### Provided records

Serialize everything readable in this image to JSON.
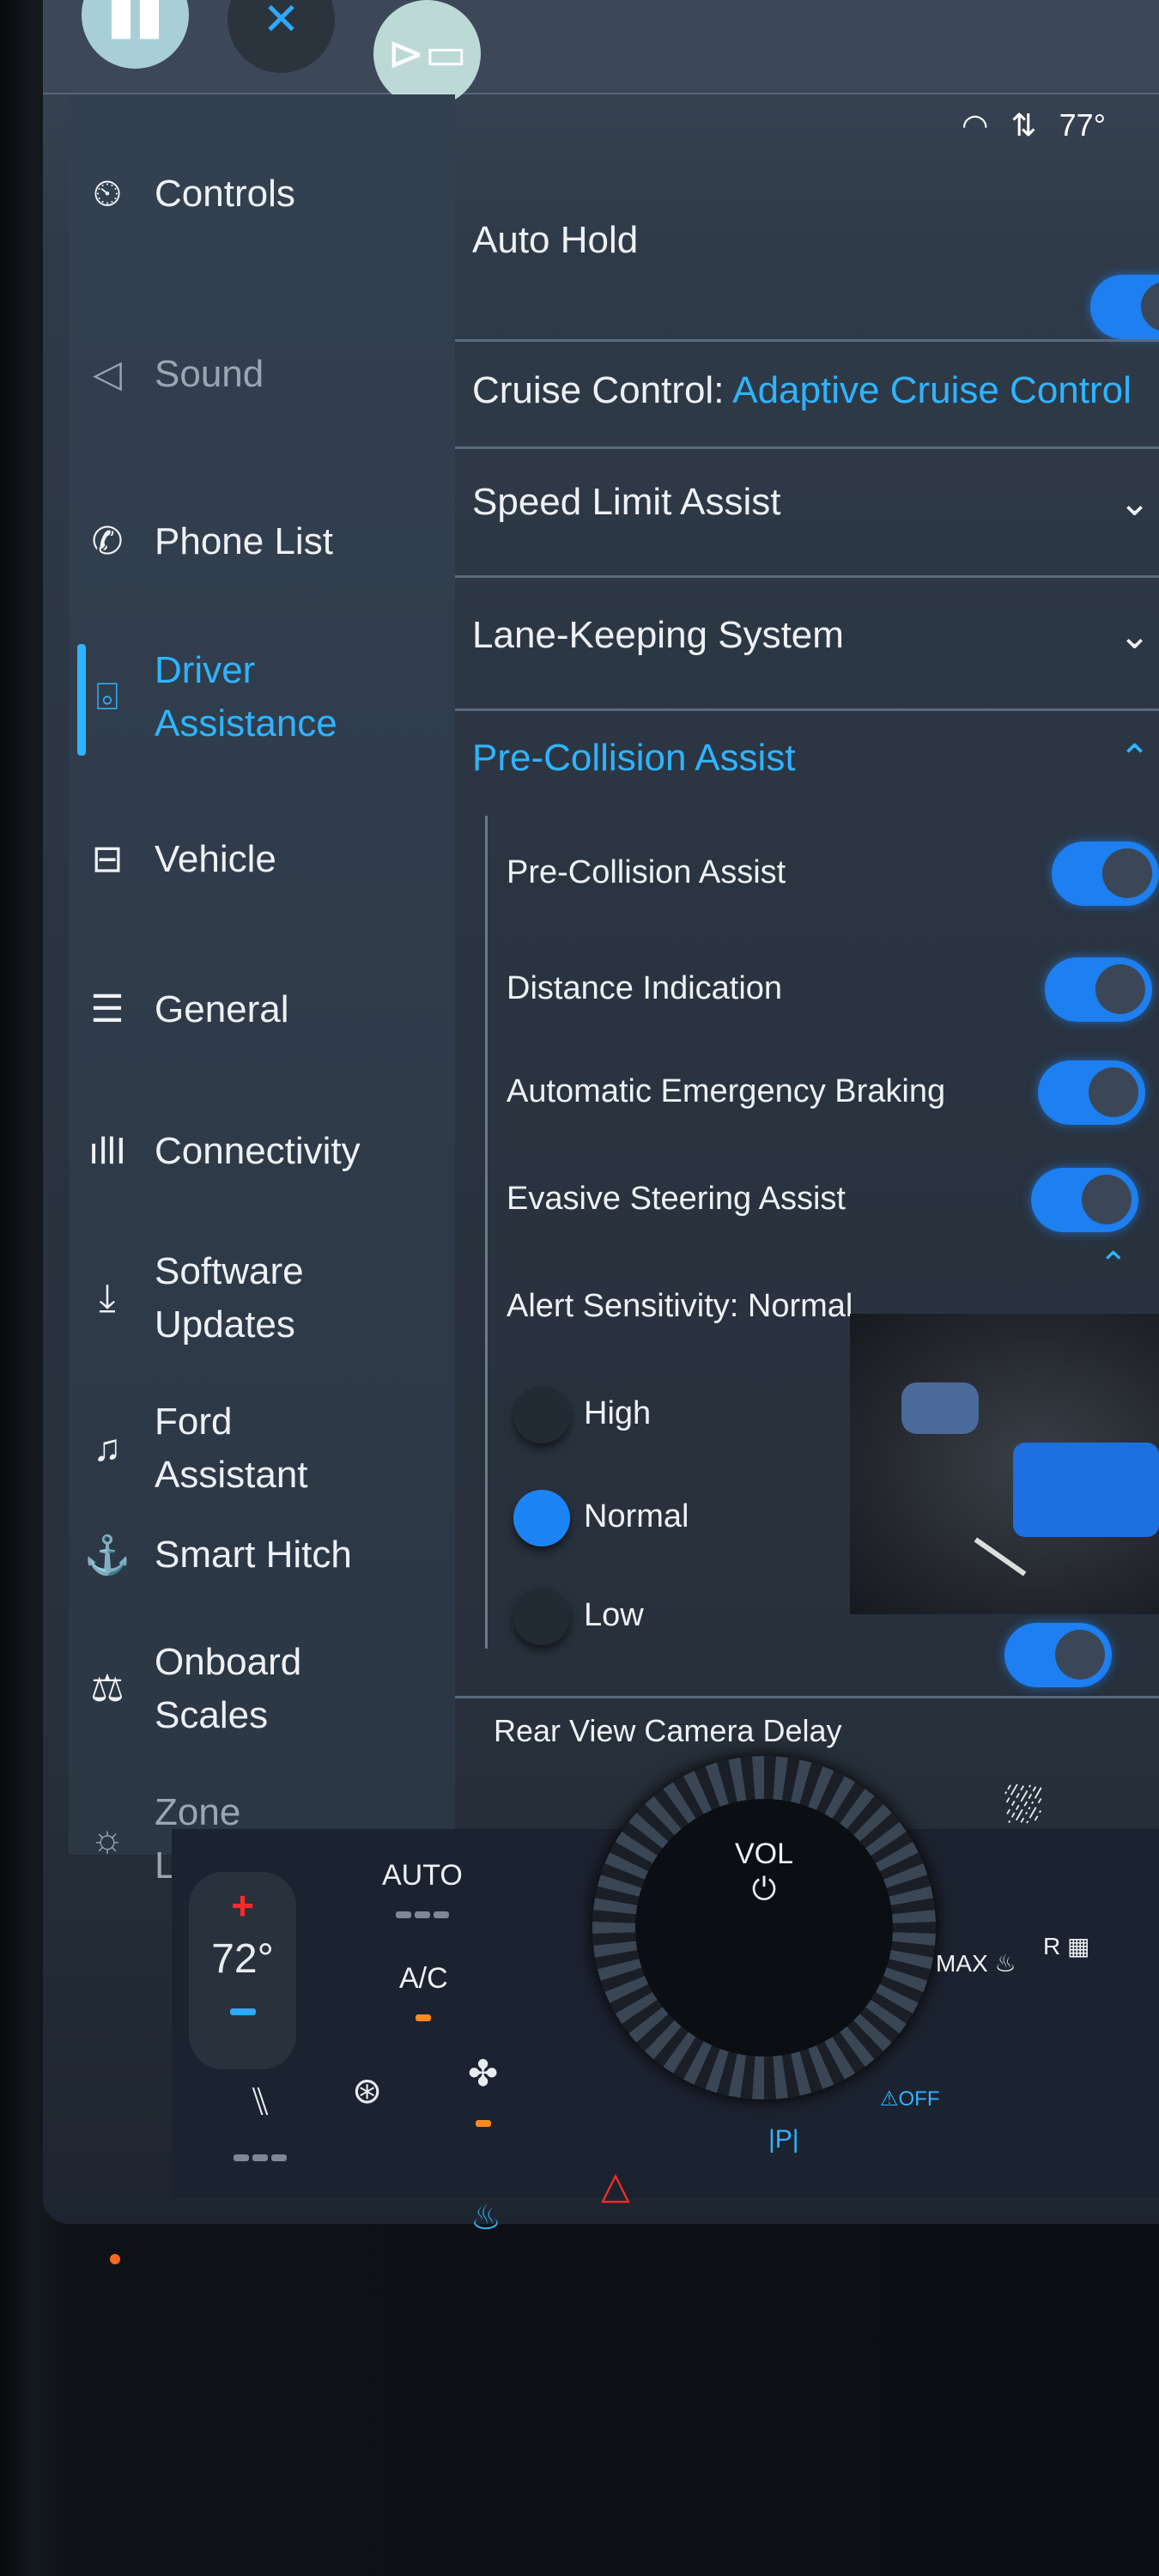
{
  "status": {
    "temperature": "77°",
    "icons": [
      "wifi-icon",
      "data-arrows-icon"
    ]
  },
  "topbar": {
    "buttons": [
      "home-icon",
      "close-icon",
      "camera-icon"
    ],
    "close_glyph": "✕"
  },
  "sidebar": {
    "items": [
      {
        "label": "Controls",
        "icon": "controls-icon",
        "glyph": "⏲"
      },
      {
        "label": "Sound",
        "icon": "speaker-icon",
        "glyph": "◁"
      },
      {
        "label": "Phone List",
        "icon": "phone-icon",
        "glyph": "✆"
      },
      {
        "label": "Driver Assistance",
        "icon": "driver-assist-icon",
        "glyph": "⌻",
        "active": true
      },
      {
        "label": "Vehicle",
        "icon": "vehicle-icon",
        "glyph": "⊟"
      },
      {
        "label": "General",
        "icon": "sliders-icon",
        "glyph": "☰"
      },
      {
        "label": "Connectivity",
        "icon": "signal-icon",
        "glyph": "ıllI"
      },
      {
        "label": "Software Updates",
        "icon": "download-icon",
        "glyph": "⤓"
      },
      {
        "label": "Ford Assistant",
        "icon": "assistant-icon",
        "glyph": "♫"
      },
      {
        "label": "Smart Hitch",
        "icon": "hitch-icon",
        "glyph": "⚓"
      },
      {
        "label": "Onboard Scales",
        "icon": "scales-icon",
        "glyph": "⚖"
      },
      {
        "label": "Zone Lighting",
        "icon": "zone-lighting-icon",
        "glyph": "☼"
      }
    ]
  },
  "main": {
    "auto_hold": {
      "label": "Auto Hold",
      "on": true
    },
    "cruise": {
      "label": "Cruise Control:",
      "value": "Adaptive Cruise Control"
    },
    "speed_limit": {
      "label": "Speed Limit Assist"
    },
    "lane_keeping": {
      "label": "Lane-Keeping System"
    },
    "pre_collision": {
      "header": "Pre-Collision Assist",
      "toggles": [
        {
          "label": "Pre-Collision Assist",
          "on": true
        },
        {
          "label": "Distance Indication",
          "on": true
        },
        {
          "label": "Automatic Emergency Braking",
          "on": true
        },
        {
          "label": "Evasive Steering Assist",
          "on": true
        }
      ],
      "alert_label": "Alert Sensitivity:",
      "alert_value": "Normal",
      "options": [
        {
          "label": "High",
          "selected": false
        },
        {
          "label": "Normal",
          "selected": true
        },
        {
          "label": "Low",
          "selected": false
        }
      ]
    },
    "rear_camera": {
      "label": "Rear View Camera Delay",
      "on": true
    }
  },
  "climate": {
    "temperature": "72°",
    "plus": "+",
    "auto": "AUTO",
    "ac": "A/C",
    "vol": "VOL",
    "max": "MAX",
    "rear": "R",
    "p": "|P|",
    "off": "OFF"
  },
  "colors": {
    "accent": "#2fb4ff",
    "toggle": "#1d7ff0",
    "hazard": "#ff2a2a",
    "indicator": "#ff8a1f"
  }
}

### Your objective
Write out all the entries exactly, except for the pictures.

### Answer
Serialize everything readable in this image to JSON.
{
  "status": {
    "temperature": "77°",
    "icons": [
      "wifi-icon",
      "data-arrows-icon"
    ]
  },
  "topbar": {
    "buttons": [
      "home-icon",
      "close-icon",
      "camera-icon"
    ],
    "close_glyph": "✕"
  },
  "sidebar": {
    "items": [
      {
        "label": "Controls",
        "icon": "controls-icon",
        "glyph": "⏲"
      },
      {
        "label": "Sound",
        "icon": "speaker-icon",
        "glyph": "◁"
      },
      {
        "label": "Phone List",
        "icon": "phone-icon",
        "glyph": "✆"
      },
      {
        "label": "Driver Assistance",
        "icon": "driver-assist-icon",
        "glyph": "⌻",
        "active": true
      },
      {
        "label": "Vehicle",
        "icon": "vehicle-icon",
        "glyph": "⊟"
      },
      {
        "label": "General",
        "icon": "sliders-icon",
        "glyph": "☰"
      },
      {
        "label": "Connectivity",
        "icon": "signal-icon",
        "glyph": "ıllI"
      },
      {
        "label": "Software Updates",
        "icon": "download-icon",
        "glyph": "⤓"
      },
      {
        "label": "Ford Assistant",
        "icon": "assistant-icon",
        "glyph": "♫"
      },
      {
        "label": "Smart Hitch",
        "icon": "hitch-icon",
        "glyph": "⚓"
      },
      {
        "label": "Onboard Scales",
        "icon": "scales-icon",
        "glyph": "⚖"
      },
      {
        "label": "Zone Lighting",
        "icon": "zone-lighting-icon",
        "glyph": "☼"
      }
    ]
  },
  "main": {
    "auto_hold": {
      "label": "Auto Hold",
      "on": true
    },
    "cruise": {
      "label": "Cruise Control:",
      "value": "Adaptive Cruise Control"
    },
    "speed_limit": {
      "label": "Speed Limit Assist"
    },
    "lane_keeping": {
      "label": "Lane-Keeping System"
    },
    "pre_collision": {
      "header": "Pre-Collision Assist",
      "toggles": [
        {
          "label": "Pre-Collision Assist",
          "on": true
        },
        {
          "label": "Distance Indication",
          "on": true
        },
        {
          "label": "Automatic Emergency Braking",
          "on": true
        },
        {
          "label": "Evasive Steering Assist",
          "on": true
        }
      ],
      "alert_label": "Alert Sensitivity:",
      "alert_value": "Normal",
      "options": [
        {
          "label": "High",
          "selected": false
        },
        {
          "label": "Normal",
          "selected": true
        },
        {
          "label": "Low",
          "selected": false
        }
      ]
    },
    "rear_camera": {
      "label": "Rear View Camera Delay",
      "on": true
    }
  },
  "climate": {
    "temperature": "72°",
    "plus": "+",
    "auto": "AUTO",
    "ac": "A/C",
    "vol": "VOL",
    "max": "MAX",
    "rear": "R",
    "p": "|P|",
    "off": "OFF"
  },
  "colors": {
    "accent": "#2fb4ff",
    "toggle": "#1d7ff0",
    "hazard": "#ff2a2a",
    "indicator": "#ff8a1f"
  }
}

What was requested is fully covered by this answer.